**YOUR GOAL**
If a line in the records below contains the word "未経験歓迎の転職", copy it.
= = =
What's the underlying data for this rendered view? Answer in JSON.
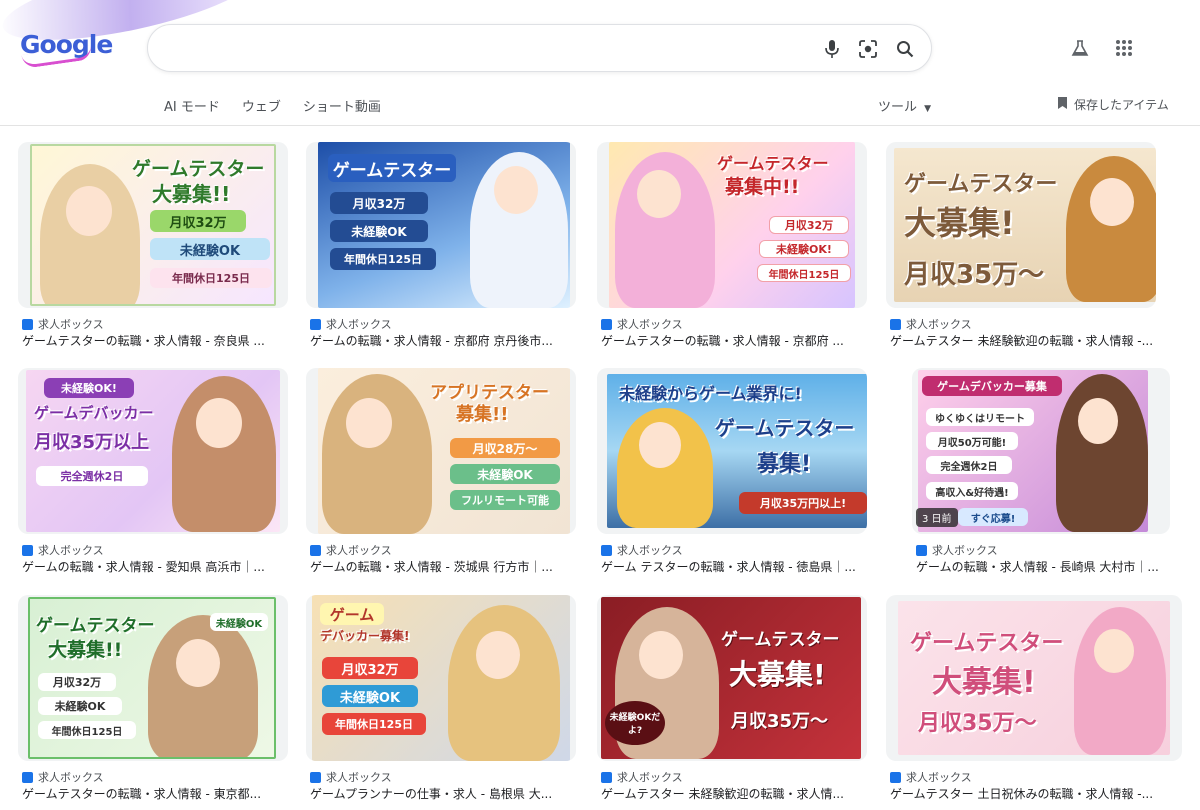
{
  "header": {
    "logo": "Google",
    "search": {
      "value": "",
      "placeholder": ""
    },
    "icons": [
      "mic-icon",
      "lens-icon",
      "search-icon",
      "labs-icon",
      "apps-icon"
    ],
    "tabs": [
      {
        "label": "AI モード"
      },
      {
        "label": "ウェブ"
      },
      {
        "label": "ショート動画"
      }
    ],
    "tools_label": "ツール",
    "saved_label": "保存したアイテム"
  },
  "results": [
    {
      "source": "求人ボックス",
      "title": "ゲームテスターの転職・求人情報 - 奈良県 ...",
      "texts": [
        "ゲームテスター",
        "大募集!!",
        "月収32万",
        "未経験OK",
        "年間休日125日"
      ]
    },
    {
      "source": "求人ボックス",
      "title": "ゲームの転職・求人情報 - 京都府 京丹後市...",
      "texts": [
        "ゲームテスター",
        "月収32万",
        "未経験OK",
        "年間休日125日"
      ]
    },
    {
      "source": "求人ボックス",
      "title": "ゲームテスターの転職・求人情報 - 京都府 ...",
      "texts": [
        "ゲームテスター",
        "募集中!!",
        "月収32万",
        "未経験OK!",
        "年間休日125日"
      ]
    },
    {
      "source": "求人ボックス",
      "title": "ゲームテスター 未経験歓迎の転職・求人情報 -...",
      "texts": [
        "ゲームテスター",
        "大募集!",
        "月収35万〜"
      ]
    },
    {
      "source": "求人ボックス",
      "title": "ゲームの転職・求人情報 - 愛知県 高浜市｜...",
      "texts": [
        "未経験OK!",
        "ゲームデバッカー",
        "月収35万以上",
        "完全週休2日"
      ]
    },
    {
      "source": "求人ボックス",
      "title": "ゲームの転職・求人情報 - 茨城県 行方市｜...",
      "texts": [
        "アプリテスター",
        "募集!!",
        "月収28万〜",
        "未経験OK",
        "フルリモート可能"
      ]
    },
    {
      "source": "求人ボックス",
      "title": "ゲーム テスターの転職・求人情報 - 徳島県｜...",
      "texts": [
        "未経験からゲーム業界に!",
        "ゲームテスター",
        "募集!",
        "月収35万円以上!"
      ]
    },
    {
      "source": "求人ボックス",
      "title": "ゲームの転職・求人情報 - 長崎県 大村市｜...",
      "texts": [
        "ゲームデバッカー募集",
        "ゆくゆくはリモート",
        "月収50万可能!",
        "完全週休2日",
        "高収入&好待遇!",
        "すぐ応募!"
      ],
      "badge": "3 日前"
    },
    {
      "source": "求人ボックス",
      "title": "ゲームテスターの転職・求人情報 - 東京都...",
      "texts": [
        "ゲームテスター",
        "大募集!!",
        "未経験OK",
        "月収32万",
        "未経験OK",
        "年間休日125日"
      ]
    },
    {
      "source": "求人ボックス",
      "title": "ゲームプランナーの仕事・求人 - 島根県 大...",
      "texts": [
        "ゲーム",
        "デバッカー募集!",
        "月収32万",
        "未経験OK",
        "年間休日125日"
      ]
    },
    {
      "source": "求人ボックス",
      "title": "ゲームテスター 未経験歓迎の転職・求人情...",
      "texts": [
        "ゲームテスター",
        "大募集!",
        "月収35万〜",
        "未経験OKだよ?"
      ]
    },
    {
      "source": "求人ボックス",
      "title": "ゲームテスター 土日祝休みの転職・求人情報 -...",
      "texts": [
        "ゲームテスター",
        "大募集!",
        "月収35万〜"
      ]
    }
  ]
}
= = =
**THE COMPLETED TASK**
      "title": "ゲームテスター 未経験歓迎の転職・求人情報 -...",
      "title": "ゲームテスター 未経験歓迎の転職・求人情...",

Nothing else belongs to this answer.